+++ DATA FOR THIS TASK +++

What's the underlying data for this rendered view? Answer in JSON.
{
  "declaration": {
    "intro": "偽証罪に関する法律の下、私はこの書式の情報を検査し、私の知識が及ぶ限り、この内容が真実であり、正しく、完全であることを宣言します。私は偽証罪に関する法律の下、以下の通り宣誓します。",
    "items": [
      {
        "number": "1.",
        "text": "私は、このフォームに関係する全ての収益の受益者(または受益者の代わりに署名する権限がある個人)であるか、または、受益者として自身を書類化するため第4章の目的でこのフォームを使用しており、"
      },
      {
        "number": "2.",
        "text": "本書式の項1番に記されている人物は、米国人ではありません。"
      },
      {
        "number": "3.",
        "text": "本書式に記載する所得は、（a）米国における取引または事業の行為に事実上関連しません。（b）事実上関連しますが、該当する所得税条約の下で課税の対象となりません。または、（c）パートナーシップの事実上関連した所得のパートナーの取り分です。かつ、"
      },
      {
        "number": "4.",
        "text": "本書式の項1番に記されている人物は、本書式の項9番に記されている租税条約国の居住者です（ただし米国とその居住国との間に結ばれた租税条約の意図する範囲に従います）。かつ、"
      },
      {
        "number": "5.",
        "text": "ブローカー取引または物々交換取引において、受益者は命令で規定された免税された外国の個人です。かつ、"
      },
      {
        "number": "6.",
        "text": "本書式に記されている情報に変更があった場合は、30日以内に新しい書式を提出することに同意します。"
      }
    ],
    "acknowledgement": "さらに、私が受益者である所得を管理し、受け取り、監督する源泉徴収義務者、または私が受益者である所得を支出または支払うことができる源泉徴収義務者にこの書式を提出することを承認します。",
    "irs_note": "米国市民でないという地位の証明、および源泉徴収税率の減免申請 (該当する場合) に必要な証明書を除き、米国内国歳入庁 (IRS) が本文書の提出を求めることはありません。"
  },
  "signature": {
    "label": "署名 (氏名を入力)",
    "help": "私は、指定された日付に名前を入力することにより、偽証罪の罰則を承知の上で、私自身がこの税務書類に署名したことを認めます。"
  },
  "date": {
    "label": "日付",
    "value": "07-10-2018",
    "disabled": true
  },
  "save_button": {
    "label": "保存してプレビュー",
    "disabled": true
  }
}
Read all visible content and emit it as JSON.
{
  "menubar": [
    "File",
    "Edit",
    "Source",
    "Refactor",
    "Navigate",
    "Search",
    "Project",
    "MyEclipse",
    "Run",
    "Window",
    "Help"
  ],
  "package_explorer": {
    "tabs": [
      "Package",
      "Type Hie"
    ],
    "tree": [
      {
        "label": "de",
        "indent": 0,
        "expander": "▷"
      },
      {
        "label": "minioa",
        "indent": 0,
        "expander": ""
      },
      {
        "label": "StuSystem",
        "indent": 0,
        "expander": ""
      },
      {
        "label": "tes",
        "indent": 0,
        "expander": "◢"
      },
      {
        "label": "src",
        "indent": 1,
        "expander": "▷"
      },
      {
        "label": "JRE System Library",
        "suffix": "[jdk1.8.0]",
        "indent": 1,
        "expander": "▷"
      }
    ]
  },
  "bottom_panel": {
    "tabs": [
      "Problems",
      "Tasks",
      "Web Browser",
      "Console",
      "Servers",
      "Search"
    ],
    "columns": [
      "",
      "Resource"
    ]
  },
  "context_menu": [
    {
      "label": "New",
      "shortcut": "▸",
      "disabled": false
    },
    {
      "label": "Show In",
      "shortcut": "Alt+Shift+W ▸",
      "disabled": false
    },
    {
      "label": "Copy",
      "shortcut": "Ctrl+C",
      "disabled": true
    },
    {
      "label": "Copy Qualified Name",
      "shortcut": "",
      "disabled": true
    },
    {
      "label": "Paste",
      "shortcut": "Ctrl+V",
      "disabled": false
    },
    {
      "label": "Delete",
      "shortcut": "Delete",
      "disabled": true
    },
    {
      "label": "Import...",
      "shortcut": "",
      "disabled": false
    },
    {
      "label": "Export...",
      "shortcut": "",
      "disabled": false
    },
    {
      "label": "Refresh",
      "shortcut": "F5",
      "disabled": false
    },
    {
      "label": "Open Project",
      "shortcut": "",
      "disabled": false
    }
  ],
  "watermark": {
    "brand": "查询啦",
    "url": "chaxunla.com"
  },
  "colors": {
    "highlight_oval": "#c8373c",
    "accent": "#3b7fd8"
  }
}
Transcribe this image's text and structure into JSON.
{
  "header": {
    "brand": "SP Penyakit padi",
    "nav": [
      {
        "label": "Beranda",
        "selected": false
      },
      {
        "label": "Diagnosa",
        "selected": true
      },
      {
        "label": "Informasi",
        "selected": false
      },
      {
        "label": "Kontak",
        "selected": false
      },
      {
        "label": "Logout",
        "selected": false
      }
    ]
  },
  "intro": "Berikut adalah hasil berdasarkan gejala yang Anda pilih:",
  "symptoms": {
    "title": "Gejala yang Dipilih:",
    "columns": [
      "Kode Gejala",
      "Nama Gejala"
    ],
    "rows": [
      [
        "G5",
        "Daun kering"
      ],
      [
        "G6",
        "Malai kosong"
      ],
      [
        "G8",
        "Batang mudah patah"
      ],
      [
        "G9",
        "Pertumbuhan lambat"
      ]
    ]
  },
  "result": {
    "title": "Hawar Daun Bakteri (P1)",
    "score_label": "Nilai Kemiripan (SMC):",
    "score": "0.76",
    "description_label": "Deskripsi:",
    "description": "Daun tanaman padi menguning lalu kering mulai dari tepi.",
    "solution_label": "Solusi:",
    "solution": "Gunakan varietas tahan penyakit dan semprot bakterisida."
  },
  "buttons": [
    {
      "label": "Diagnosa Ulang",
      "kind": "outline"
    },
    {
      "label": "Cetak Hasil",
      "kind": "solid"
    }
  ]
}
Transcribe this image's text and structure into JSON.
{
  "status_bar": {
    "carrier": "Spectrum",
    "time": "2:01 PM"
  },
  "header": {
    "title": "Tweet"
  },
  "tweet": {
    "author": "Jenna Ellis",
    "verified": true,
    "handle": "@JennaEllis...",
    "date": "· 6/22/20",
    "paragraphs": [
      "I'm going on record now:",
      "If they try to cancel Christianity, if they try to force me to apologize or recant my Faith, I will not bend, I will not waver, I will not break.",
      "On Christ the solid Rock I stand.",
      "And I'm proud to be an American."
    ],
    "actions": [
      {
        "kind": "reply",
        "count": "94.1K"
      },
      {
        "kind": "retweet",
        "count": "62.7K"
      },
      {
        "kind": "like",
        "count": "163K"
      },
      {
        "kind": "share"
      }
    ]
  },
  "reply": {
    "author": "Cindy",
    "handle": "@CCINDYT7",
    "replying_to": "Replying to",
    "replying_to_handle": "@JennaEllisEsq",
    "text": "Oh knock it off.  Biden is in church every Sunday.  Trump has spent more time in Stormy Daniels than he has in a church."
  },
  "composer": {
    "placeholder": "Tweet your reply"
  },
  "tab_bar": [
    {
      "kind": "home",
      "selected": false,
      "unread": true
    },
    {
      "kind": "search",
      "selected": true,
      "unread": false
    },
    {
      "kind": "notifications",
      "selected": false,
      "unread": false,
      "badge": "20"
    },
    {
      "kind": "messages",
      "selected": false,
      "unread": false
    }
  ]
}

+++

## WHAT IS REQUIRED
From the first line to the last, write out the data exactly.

## ANSWER TO THIS TASK
What's the underlying data for this rendered view? Answer in JSON.
{
  "declaration": {
    "intro": "偽証罪に関する法律の下、私はこの書式の情報を検査し、私の知識が及ぶ限り、この内容が真実であり、正しく、完全であることを宣言します。私は偽証罪に関する法律の下、以下の通り宣誓します。",
    "items": [
      {
        "number": "1.",
        "text": "私は、このフォームに関係する全ての収益の受益者(または受益者の代わりに署名する権限がある個人)であるか、または、受益者として自身を書類化するため第4章の目的でこのフォームを使用しており、"
      },
      {
        "number": "2.",
        "text": "本書式の項1番に記されている人物は、米国人ではありません。"
      },
      {
        "number": "3.",
        "text": "本書式に記載する所得は、（a）米国における取引または事業の行為に事実上関連しません。（b）事実上関連しますが、該当する所得税条約の下で課税の対象となりません。または、（c）パートナーシップの事実上関連した所得のパートナーの取り分です。かつ、"
      },
      {
        "number": "4.",
        "text": "本書式の項1番に記されている人物は、本書式の項9番に記されている租税条約国の居住者です（ただし米国とその居住国との間に結ばれた租税条約の意図する範囲に従います）。かつ、"
      },
      {
        "number": "5.",
        "text": "ブローカー取引または物々交換取引において、受益者は命令で規定された免税された外国の個人です。かつ、"
      },
      {
        "number": "6.",
        "text": "本書式に記されている情報に変更があった場合は、30日以内に新しい書式を提出することに同意します。"
      }
    ],
    "acknowledgement": "さらに、私が受益者である所得を管理し、受け取り、監督する源泉徴収義務者、または私が受益者である所得を支出または支払うことができる源泉徴収義務者にこの書式を提出することを承認します。",
    "irs_note": "米国市民でないという地位の証明、および源泉徴収税率の減免申請 (該当する場合) に必要な証明書を除き、米国内国歳入庁 (IRS) が本文書の提出を求めることはありません。"
  },
  "signature": {
    "label": "署名 (氏名を入力)",
    "help": "私は、指定された日付に名前を入力することにより、偽証罪の罰則を承知の上で、私自身がこの税務書類に署名したことを認めます。"
  },
  "date": {
    "label": "日付",
    "value": "07-10-2018",
    "disabled": true
  },
  "save_button": {
    "label": "保存してプレビュー",
    "disabled": true
  }
}
Read all visible content and emit it as JSON.
{
  "menubar": [
    "File",
    "Edit",
    "Source",
    "Refactor",
    "Navigate",
    "Search",
    "Project",
    "MyEclipse",
    "Run",
    "Window",
    "Help"
  ],
  "package_explorer": {
    "tabs": [
      "Package",
      "Type Hie"
    ],
    "tree": [
      {
        "label": "de",
        "indent": 0,
        "expander": "▷"
      },
      {
        "label": "minioa",
        "indent": 0,
        "expander": ""
      },
      {
        "label": "StuSystem",
        "indent": 0,
        "expander": ""
      },
      {
        "label": "tes",
        "indent": 0,
        "expander": "◢"
      },
      {
        "label": "src",
        "indent": 1,
        "expander": "▷"
      },
      {
        "label": "JRE System Library",
        "suffix": "[jdk1.8.0]",
        "indent": 1,
        "expander": "▷"
      }
    ]
  },
  "bottom_panel": {
    "tabs": [
      "Problems",
      "Tasks",
      "Web Browser",
      "Console",
      "Servers",
      "Search"
    ],
    "columns": [
      "",
      "Resource"
    ]
  },
  "context_menu": [
    {
      "label": "New",
      "shortcut": "▸",
      "disabled": false
    },
    {
      "label": "Show In",
      "shortcut": "Alt+Shift+W ▸",
      "disabled": false
    },
    {
      "label": "Copy",
      "shortcut": "Ctrl+C",
      "disabled": true
    },
    {
      "label": "Copy Qualified Name",
      "shortcut": "",
      "disabled": true
    },
    {
      "label": "Paste",
      "shortcut": "Ctrl+V",
      "disabled": false
    },
    {
      "label": "Delete",
      "shortcut": "Delete",
      "disabled": true
    },
    {
      "label": "Import...",
      "shortcut": "",
      "disabled": false
    },
    {
      "label": "Export...",
      "shortcut": "",
      "disabled": false
    },
    {
      "label": "Refresh",
      "shortcut": "F5",
      "disabled": false
    },
    {
      "label": "Open Project",
      "shortcut": "",
      "disabled": false
    }
  ],
  "watermark": {
    "brand": "查询啦",
    "url": "chaxunla.com"
  },
  "colors": {
    "highlight_oval": "#c8373c",
    "accent": "#3b7fd8"
  }
}
Transcribe this image's text and structure into JSON.
{
  "header": {
    "brand": "SP Penyakit padi",
    "nav": [
      {
        "label": "Beranda",
        "selected": false
      },
      {
        "label": "Diagnosa",
        "selected": true
      },
      {
        "label": "Informasi",
        "selected": false
      },
      {
        "label": "Kontak",
        "selected": false
      },
      {
        "label": "Logout",
        "selected": false
      }
    ]
  },
  "intro": "Berikut adalah hasil berdasarkan gejala yang Anda pilih:",
  "symptoms": {
    "title": "Gejala yang Dipilih:",
    "columns": [
      "Kode Gejala",
      "Nama Gejala"
    ],
    "rows": [
      [
        "G5",
        "Daun kering"
      ],
      [
        "G6",
        "Malai kosong"
      ],
      [
        "G8",
        "Batang mudah patah"
      ],
      [
        "G9",
        "Pertumbuhan lambat"
      ]
    ]
  },
  "result": {
    "title": "Hawar Daun Bakteri (P1)",
    "score_label": "Nilai Kemiripan (SMC):",
    "score": "0.76",
    "description_label": "Deskripsi:",
    "description": "Daun tanaman padi menguning lalu kering mulai dari tepi.",
    "solution_label": "Solusi:",
    "solution": "Gunakan varietas tahan penyakit dan semprot bakterisida."
  },
  "buttons": [
    {
      "label": "Diagnosa Ulang",
      "kind": "outline"
    },
    {
      "label": "Cetak Hasil",
      "kind": "solid"
    }
  ]
}
Transcribe this image's text and structure into JSON.
{
  "status_bar": {
    "carrier": "Spectrum",
    "time": "2:01 PM"
  },
  "header": {
    "title": "Tweet"
  },
  "tweet": {
    "author": "Jenna Ellis",
    "verified": true,
    "handle": "@JennaEllis...",
    "date": "· 6/22/20",
    "paragraphs": [
      "I'm going on record now:",
      "If they try to cancel Christianity, if they try to force me to apologize or recant my Faith, I will not bend, I will not waver, I will not break.",
      "On Christ the solid Rock I stand.",
      "And I'm proud to be an American."
    ],
    "actions": [
      {
        "kind": "reply",
        "count": "94.1K"
      },
      {
        "kind": "retweet",
        "count": "62.7K"
      },
      {
        "kind": "like",
        "count": "163K"
      },
      {
        "kind": "share"
      }
    ]
  },
  "reply": {
    "author": "Cindy",
    "handle": "@CCINDYT7",
    "replying_to": "Replying to",
    "replying_to_handle": "@JennaEllisEsq",
    "text": "Oh knock it off.  Biden is in church every Sunday.  Trump has spent more time in Stormy Daniels than he has in a church."
  },
  "composer": {
    "placeholder": "Tweet your reply"
  },
  "tab_bar": [
    {
      "kind": "home",
      "selected": false,
      "unread": true
    },
    {
      "kind": "search",
      "selected": true,
      "unread": false
    },
    {
      "kind": "notifications",
      "selected": false,
      "unread": false,
      "badge": "20"
    },
    {
      "kind": "messages",
      "selected": false,
      "unread": false
    }
  ]
}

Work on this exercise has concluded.